How to Refinish a Rattan Wicker
If your rattan wicker furniture looks like it's on its last legs, it might still be possible to save it. The first course is to try a thorough cleaning. Often, what appears to be a ruined finish is really just dirt.
If your rattan wicker furniture looks like it's on its last legs, it might still be possible to save it. The first course is to try a thorough cleaning. Often, what appears to be a ruined finish is really just dirt. Because of the rattan's woven nature, it's easy for dirt to work its way into the many nooks and crannies. Using a toothbrush to scrub should get into the hard-to-reach places and work out the dirt. Try cleaning with a little soap and water before stripping your furniture and refinishing it. Natural wicker shouldn't require refinishing. However, painted wicker (as wicker commonly is) can be stripped and repainted.
Clean the wicker first. Soapy water will suffice.

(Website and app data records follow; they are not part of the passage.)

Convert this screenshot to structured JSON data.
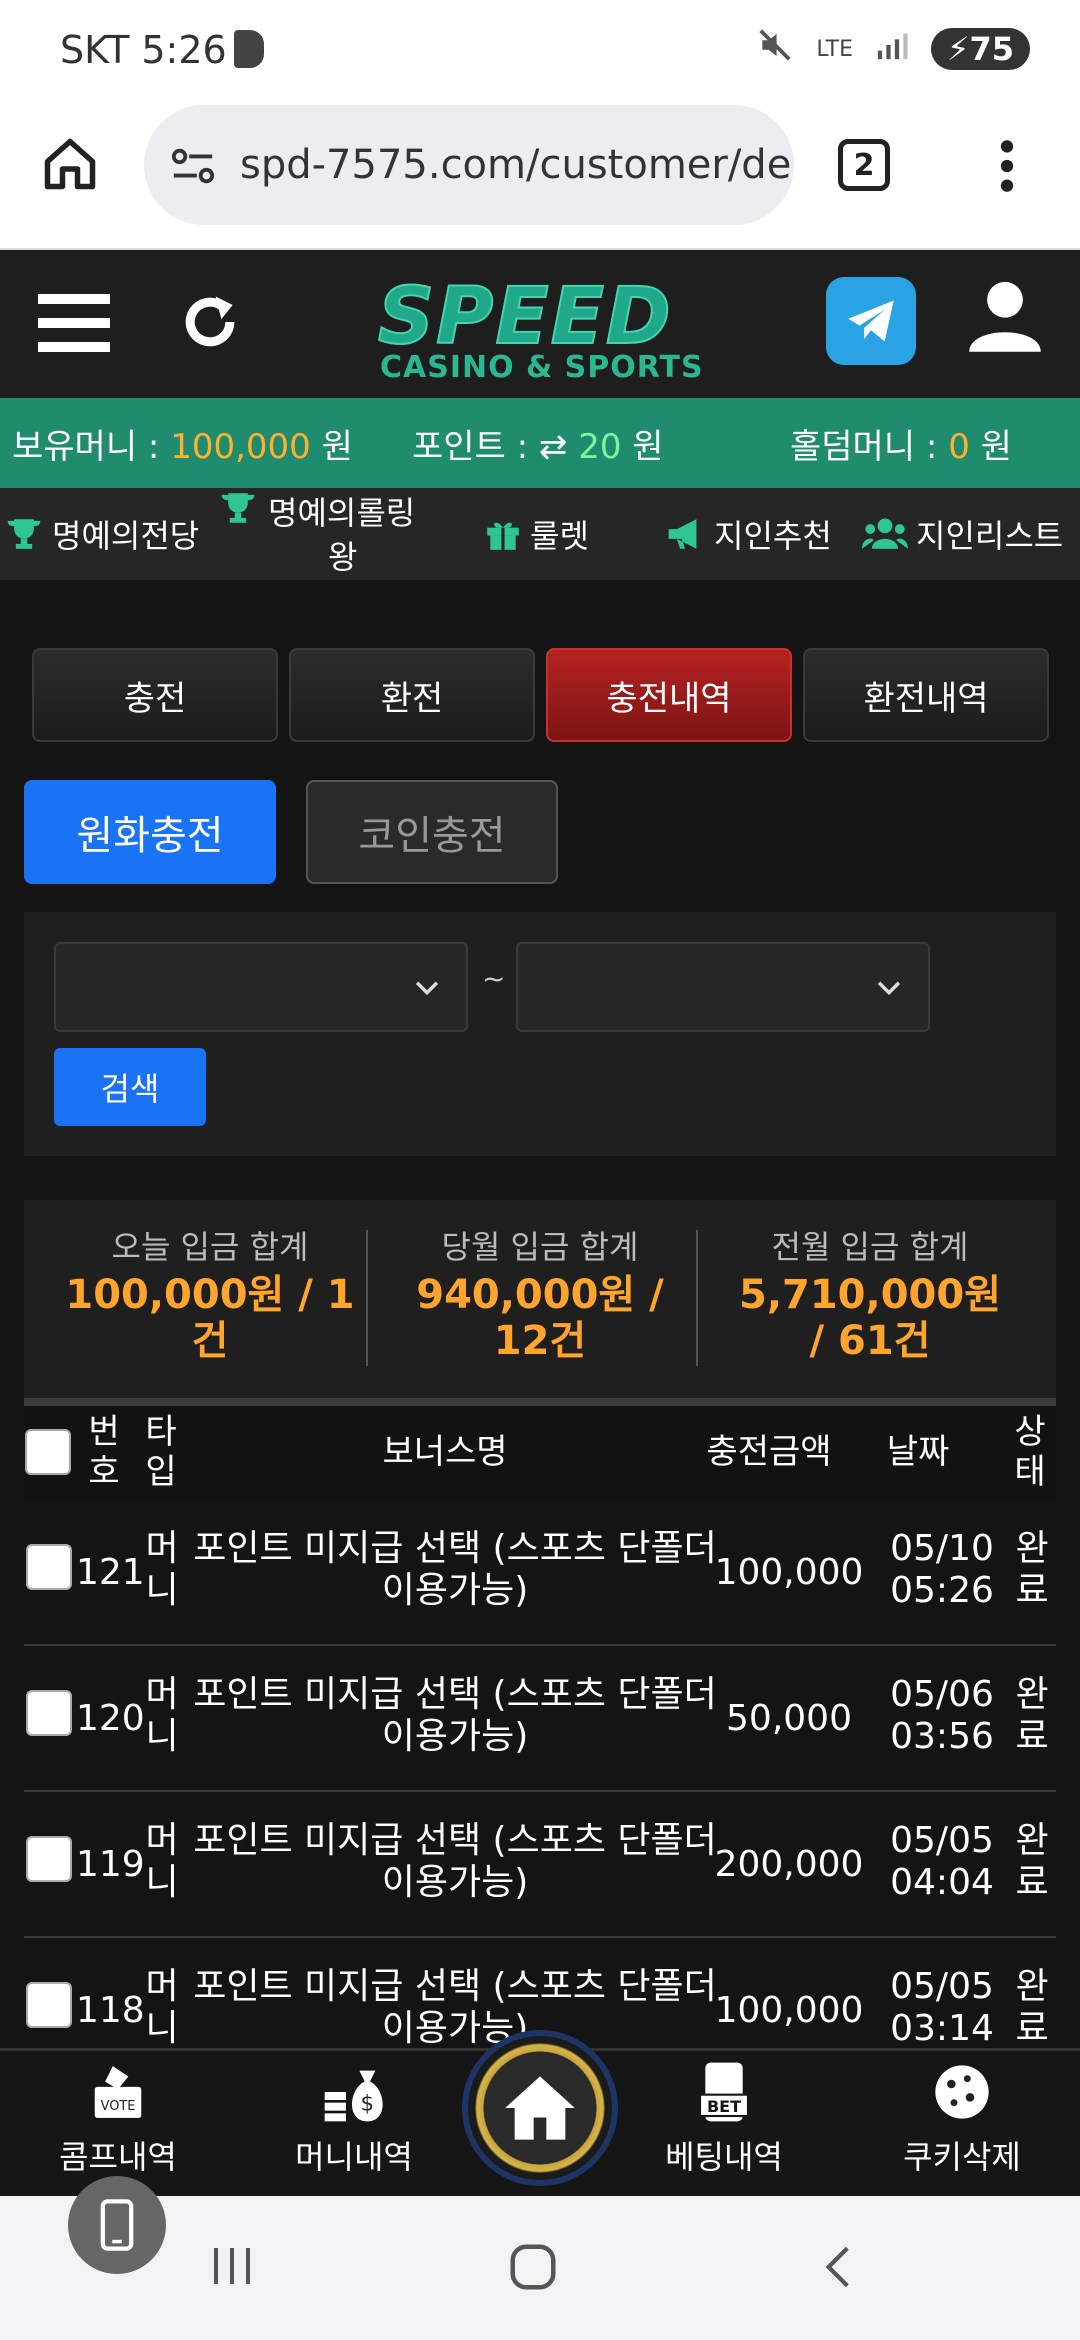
{
  "status_bar": {
    "carrier_time": "SKT 5:26",
    "network": "LTE",
    "battery": "75"
  },
  "browser": {
    "url": "spd-7575.com/customer/de",
    "tab_count": "2"
  },
  "logo": {
    "main": "SPEED",
    "sub": "CASINO & SPORTS"
  },
  "money_bar": {
    "holding_label": "보유머니 : ",
    "holding_value": "100,000",
    "holding_unit": " 원",
    "point_label": "포인트 : ",
    "point_value": "20",
    "point_unit": " 원",
    "holdem_label": "홀덤머니 : ",
    "holdem_value": "0",
    "holdem_unit": " 원"
  },
  "menu": {
    "hall_of_fame": "명예의전당",
    "rolling_king_1": "명예의롤링",
    "rolling_king_2": "왕",
    "roulette": "룰렛",
    "referral": "지인추천",
    "referral_list": "지인리스트"
  },
  "tabs": [
    "충전",
    "환전",
    "충전내역",
    "환전내역"
  ],
  "sub_tabs": {
    "krw": "원화충전",
    "coin": "코인충전"
  },
  "search": {
    "tilde": "~",
    "button": "검색"
  },
  "summary": [
    {
      "label": "오늘 입금 합계",
      "value": "100,000원 / 1건"
    },
    {
      "label": "당월 입금 합계",
      "value": "940,000원 / 12건"
    },
    {
      "label": "전월 입금 합계",
      "value": "5,710,000원 / 61건"
    }
  ],
  "table": {
    "headers": {
      "no_1": "번",
      "no_2": "호",
      "type_1": "타",
      "type_2": "입",
      "bonus": "보너스명",
      "amount": "충전금액",
      "date": "날짜",
      "status_1": "상",
      "status_2": "태"
    },
    "rows": [
      {
        "no": "121",
        "type_1": "머",
        "type_2": "니",
        "bonus_1": "포인트 미지급 선택 (스포츠 단폴더",
        "bonus_2": "이용가능)",
        "amount": "100,000",
        "date": "05/10",
        "time": "05:26",
        "status_1": "완",
        "status_2": "료"
      },
      {
        "no": "120",
        "type_1": "머",
        "type_2": "니",
        "bonus_1": "포인트 미지급 선택 (스포츠 단폴더",
        "bonus_2": "이용가능)",
        "amount": "50,000",
        "date": "05/06",
        "time": "03:56",
        "status_1": "완",
        "status_2": "료"
      },
      {
        "no": "119",
        "type_1": "머",
        "type_2": "니",
        "bonus_1": "포인트 미지급 선택 (스포츠 단폴더",
        "bonus_2": "이용가능)",
        "amount": "200,000",
        "date": "05/05",
        "time": "04:04",
        "status_1": "완",
        "status_2": "료"
      },
      {
        "no": "118",
        "type_1": "머",
        "type_2": "니",
        "bonus_1": "포인트 미지급 선택 (스포츠 단폴더",
        "bonus_2": "이용가능)",
        "amount": "100,000",
        "date": "05/05",
        "time": "03:14",
        "status_1": "완",
        "status_2": "료"
      }
    ]
  },
  "bottom_nav": {
    "comp": "콤프내역",
    "money": "머니내역",
    "betting": "베팅내역",
    "cookie": "쿠키삭제",
    "bet_badge": "BET",
    "vote_badge": "VOTE"
  }
}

Use any liquid stripper and work it into the rattan's weave using the toothbrush. If you cut the toothbrush's bristles to half their height, the brush will be sturdier and give you more scrubbing power. Follow the stripper's instructions for use.

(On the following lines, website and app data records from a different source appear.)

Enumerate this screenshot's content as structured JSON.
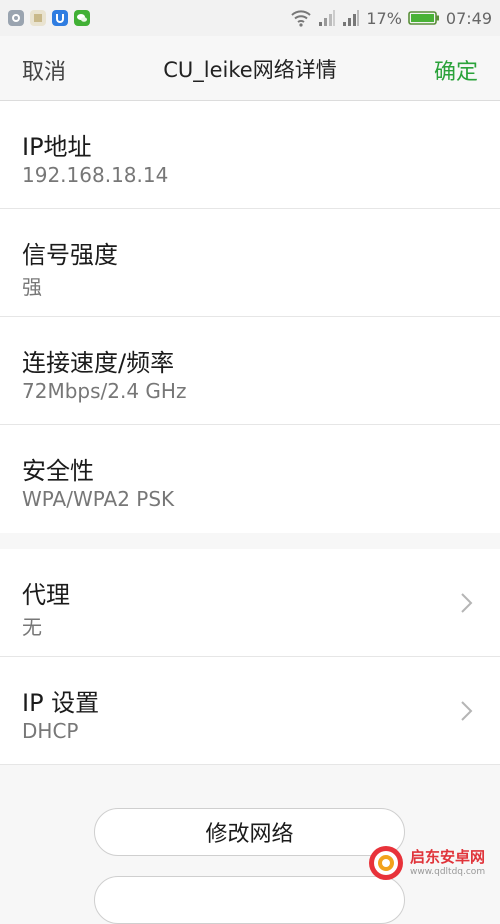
{
  "status_bar": {
    "battery_percent": "17%",
    "time": "07:49",
    "icons": [
      "qq-icon",
      "notification-icon",
      "app-u-icon",
      "wechat-icon",
      "wifi-icon",
      "signal-icon",
      "signal-icon",
      "battery-icon"
    ]
  },
  "header": {
    "cancel_label": "取消",
    "title": "CU_leike网络详情",
    "confirm_label": "确定",
    "confirm_color": "#2aa23a"
  },
  "details": [
    {
      "label": "IP地址",
      "value": "192.168.18.14"
    },
    {
      "label": "信号强度",
      "value": "强"
    },
    {
      "label": "连接速度/频率",
      "value": "72Mbps/2.4 GHz"
    },
    {
      "label": "安全性",
      "value": "WPA/WPA2 PSK"
    }
  ],
  "settings": [
    {
      "label": "代理",
      "value": "无"
    },
    {
      "label": "IP 设置",
      "value": "DHCP"
    }
  ],
  "actions": {
    "modify_network_label": "修改网络"
  },
  "watermark": {
    "name": "启东安卓网",
    "url": "www.qdltdq.com"
  }
}
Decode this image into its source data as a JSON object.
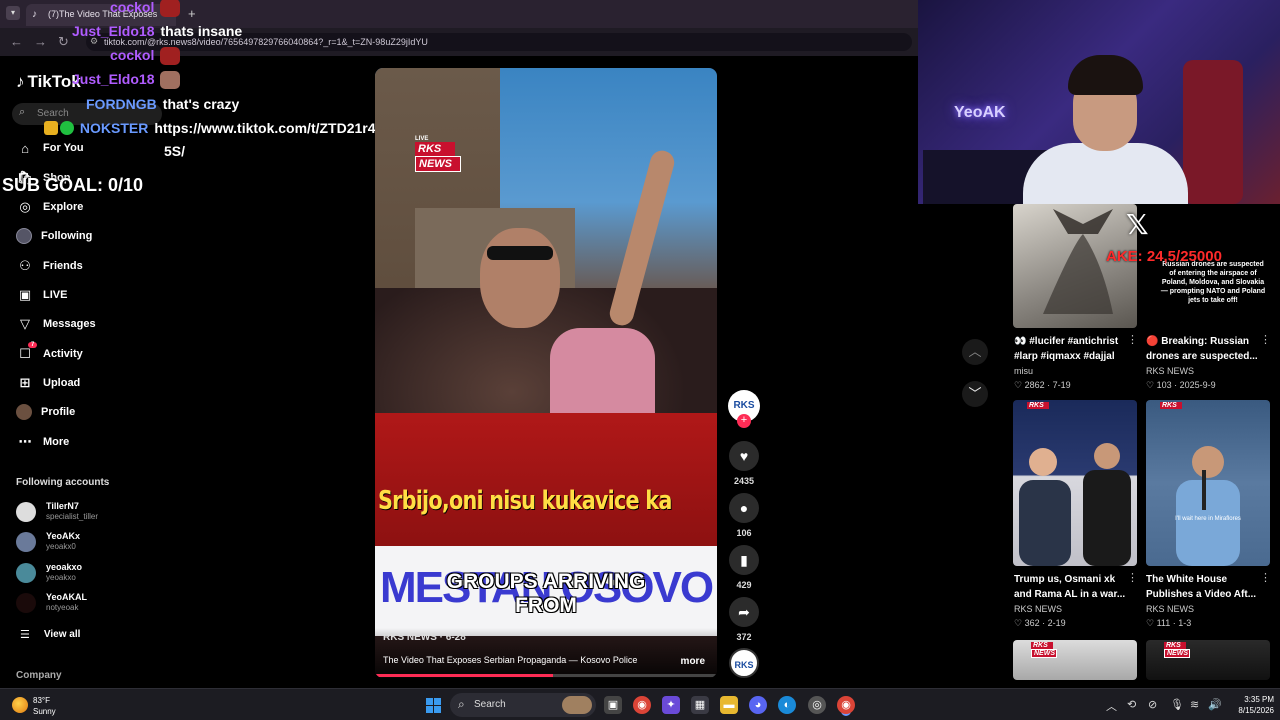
{
  "browser": {
    "tab_title": "(7)The Video That Exposes",
    "url": "tiktok.com/@rks.news8/video/7656497829766040864?_r=1&_t=ZN-98uZ29jIdYU"
  },
  "sidebar": {
    "logo": "TikTok",
    "search_placeholder": "Search",
    "items": [
      {
        "label": "For You",
        "icon": "home-icon"
      },
      {
        "label": "Shop",
        "icon": "shop-icon"
      },
      {
        "label": "Explore",
        "icon": "compass-icon"
      },
      {
        "label": "Following",
        "icon": "following-avatar"
      },
      {
        "label": "Friends",
        "icon": "friends-icon"
      },
      {
        "label": "LIVE",
        "icon": "live-icon"
      },
      {
        "label": "Messages",
        "icon": "messages-icon"
      },
      {
        "label": "Activity",
        "icon": "activity-icon",
        "badge": "7"
      },
      {
        "label": "Upload",
        "icon": "upload-icon"
      },
      {
        "label": "Profile",
        "icon": "profile-avatar"
      },
      {
        "label": "More",
        "icon": "more-icon"
      }
    ],
    "following_title": "Following accounts",
    "accounts": [
      {
        "name": "TillerN7",
        "handle": "specialist_tiller"
      },
      {
        "name": "YeoAKx",
        "handle": "yeoakx0"
      },
      {
        "name": "yeoakxo",
        "handle": "yeoakxo"
      },
      {
        "name": "YeoAKAL",
        "handle": "notyeoak"
      }
    ],
    "view_all": "View all",
    "company": "Company"
  },
  "chat": {
    "messages": [
      {
        "user": "cockol",
        "text": "",
        "color": "#b05cff"
      },
      {
        "user": "Just_Eldo18",
        "text": "thats insane",
        "color": "#b05cff"
      },
      {
        "user": "cockol",
        "text": "",
        "color": "#b05cff"
      },
      {
        "user": "Just_Eldo18",
        "text": "",
        "color": "#b05cff"
      },
      {
        "user": "FORDNGB",
        "text": "that's crazy",
        "color": "#6a9aff"
      },
      {
        "user": "NOKSTER",
        "text": "https://www.tiktok.com/t/ZTD21r4",
        "color": "#6a9aff"
      }
    ],
    "continuation": "5S/",
    "sub_goal": "SUB GOAL: 0/10"
  },
  "video": {
    "live_tag": "LIVE",
    "logo_top": "RKS",
    "logo_bottom": "NEWS",
    "caption_red": "Srbijo,oni nisu kukavice ka",
    "banner": "MESTAN  OSOVO",
    "caption_line1": "GROUPS ARRIVING",
    "caption_line2": "FROM",
    "author": "RKS NEWS · 6-28",
    "description": "The Video That Exposes Serbian Propaganda — Kosovo Police",
    "more": "more",
    "progress": 0.52
  },
  "actions": {
    "avatar": "RKS",
    "likes": "2435",
    "comments": "106",
    "saves": "429",
    "shares": "372"
  },
  "webcam": {
    "neon": "YeoAK"
  },
  "overlay": {
    "goal": "AKE: 24,5",
    "goal_rest": "/25000"
  },
  "recommendations": [
    {
      "title": "👀 #lucifer #antichrist #larp #iqmaxx #dajjal",
      "author": "misu",
      "likes": "2862",
      "date": "7-19"
    },
    {
      "title": "🔴 Breaking: Russian drones are suspected...",
      "author": "RKS NEWS",
      "likes": "103",
      "date": "2025-9-9"
    },
    {
      "title": "Trump us, Osmani xk and Rama AL in a war...",
      "author": "RKS NEWS",
      "likes": "362",
      "date": "2-19"
    },
    {
      "title": "The White House Publishes a Video Aft...",
      "author": "RKS NEWS",
      "likes": "111",
      "date": "1-3"
    }
  ],
  "rec_thumb_text": "Russian drones are suspected of entering the airspace of Poland, Moldova, and Slovakia — prompting NATO and Poland jets to take off!",
  "rec_thumb_caption": "I'll wait here in Miraflores",
  "rks_mini_top": "RKS",
  "rks_mini_bottom": "NEWS",
  "taskbar": {
    "temp": "83°F",
    "weather": "Sunny",
    "search": "Search",
    "time": "3:35 PM",
    "date": "8/15/2026"
  }
}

Clean off the stripper. If necessary, repeat the stripping processing, cleaning up when finished. Getting all the old paint off can take a couple of attempts. It can be a tedious and lengthy process, so be prepared.
Let the wicker dry thoroughly. This may take up to 48 hours.
Use spray paint to repaint the wicker. Spray paint is more likely to get into the tight weave than by painting with a sponge or brush.
When the paint is dry, cover the wicker with a spray of a good, clear lacquer to protect the newly painted finish.
Things You Will Need
- Liquid stripper
- Spray paint
- Spray lacquer